Exponents: Common Mistakes

  • \((2^4)(2^4) \neq 2^{16}\), instead \((2^4)(2^4)=2^{4+4} = 2^{8}\).
  • \((2^{2})(2^{x}) \neq 2^{2x} \), instead \((2^{2}) (2^{x}) = 2^{2+x} \).
  • \((3^{x})^2 \neq (3^{x^2})\), instead \((3^{x})^2 = 3^{2x}\).
  • \(10^8-10^7 \neq 10^1\), instead \(10^8 - 10^7 = 10(10^7) - 10^7 = 10^7(10-1) = 9(10^7)\).

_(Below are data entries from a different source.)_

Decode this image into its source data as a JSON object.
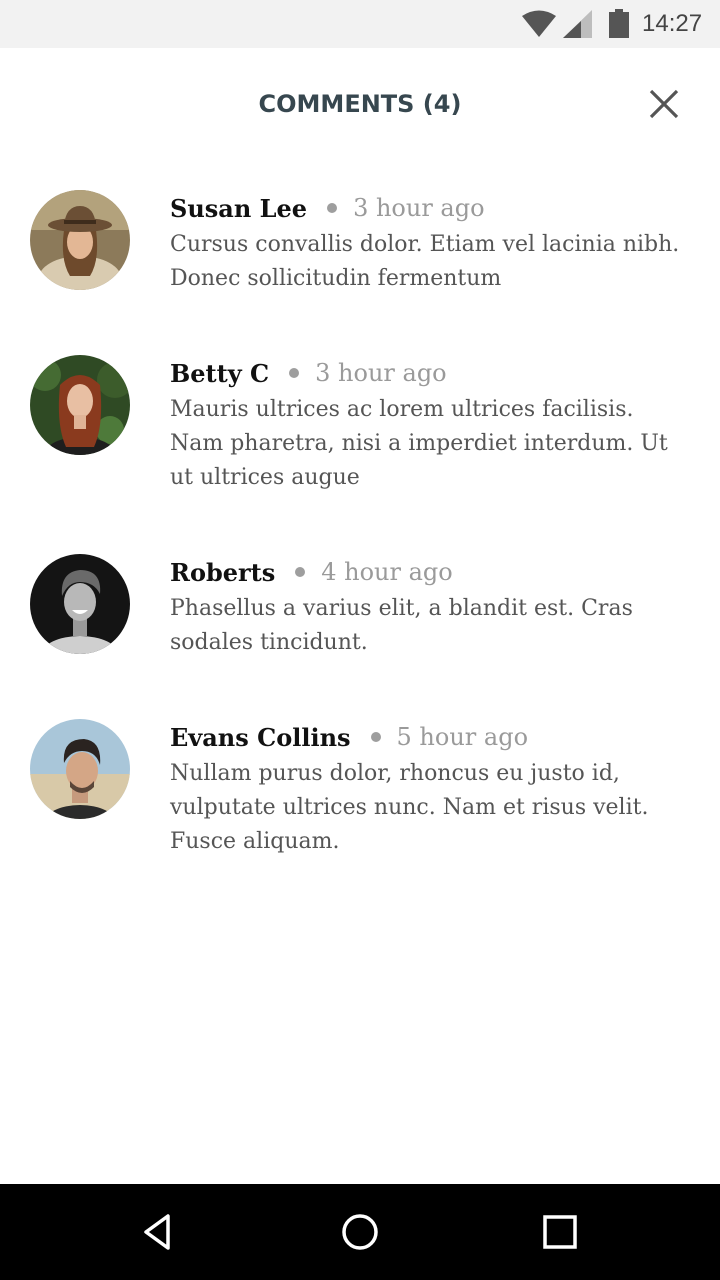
{
  "status_bar": {
    "time": "14:27",
    "icons": [
      "wifi-icon",
      "signal-icon",
      "battery-icon"
    ]
  },
  "header": {
    "title": "COMMENTS (4)",
    "close_icon": "close-icon"
  },
  "comments": [
    {
      "author": "Susan Lee",
      "time": "3 hour ago",
      "text": "Cursus convallis dolor. Etiam vel lacinia nibh. Donec sollicitudin fermentum"
    },
    {
      "author": "Betty C",
      "time": "3 hour ago",
      "text": "Mauris ultrices ac lorem ultrices facilisis. Nam pharetra, nisi a imperdiet interdum. Ut ut ultrices augue"
    },
    {
      "author": "Roberts",
      "time": "4 hour ago",
      "text": "Phasellus a varius elit, a blandit est. Cras sodales tincidunt."
    },
    {
      "author": "Evans Collins",
      "time": "5 hour ago",
      "text": "Nullam purus dolor, rhoncus eu justo id, vulputate ultrices nunc. Nam et risus velit. Fusce aliquam."
    }
  ],
  "nav_bar": {
    "buttons": [
      "back-icon",
      "home-icon",
      "recent-apps-icon"
    ]
  },
  "colors": {
    "status_bar_bg": "#f2f2f2",
    "title": "#37474f",
    "author": "#111111",
    "body_text": "#555555",
    "muted": "#9a9a9a",
    "nav_bar_bg": "#000000"
  }
}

  • \([3^{x-2}]^3 \neq 3^{(3x-2)}\), instead \([3^{x-2}]^3 = [3^{3(x-2)}]= 3^{3x-6}\).
  • \(\displaystyle \frac{2^{22} + 4^{11}}{2^{22}} \neq \frac{\cancel{2^{22}} + 4^{11}}{\cancel{2^{22}}} = 4^{11}\), instead \(\displaystyle \frac{2^{22} + 4^{11}}{2^{22}} = \frac{{2^{22}} + (2^2)^{11}}{2^{22}} = \frac{{2^{22}} + 2^{2\times 11}}{2^{22}}= \frac{2^{22} + 2^{22}}{2^{22}}= \frac{2^{22}(1 + 1)}{2^{22}} = \frac{\cancel{2^{22}}(2)}{\cancel{2^{22}}} = 2\)

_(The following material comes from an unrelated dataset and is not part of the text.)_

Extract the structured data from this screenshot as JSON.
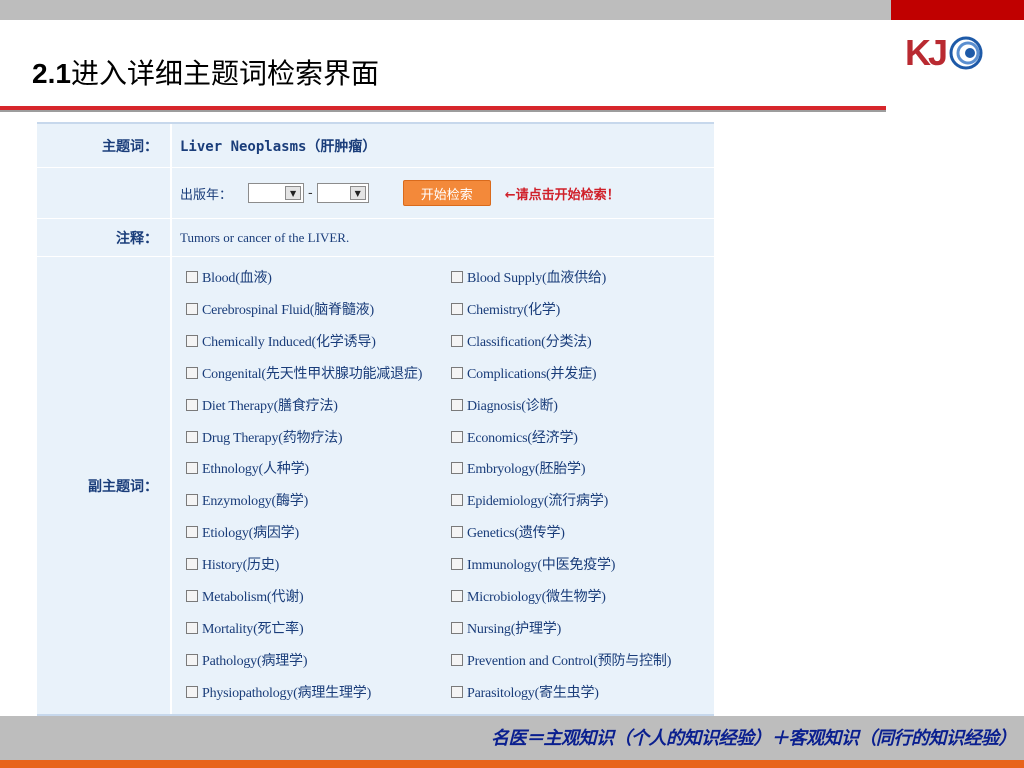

  • \(20(20^{599}) \neq 400^{599}\), instead \(20(20^{599})=20^{600} = (20^{2})^{300} = 400^{300}\).
Thursday
Mar092017

GMAT Problem Solving 83: Hexagon and familiar triangles

Try this GMAT problem solving on hexagons and how to create familiar right triangles to find the length of sides. The video explanation is attached after the problem statement.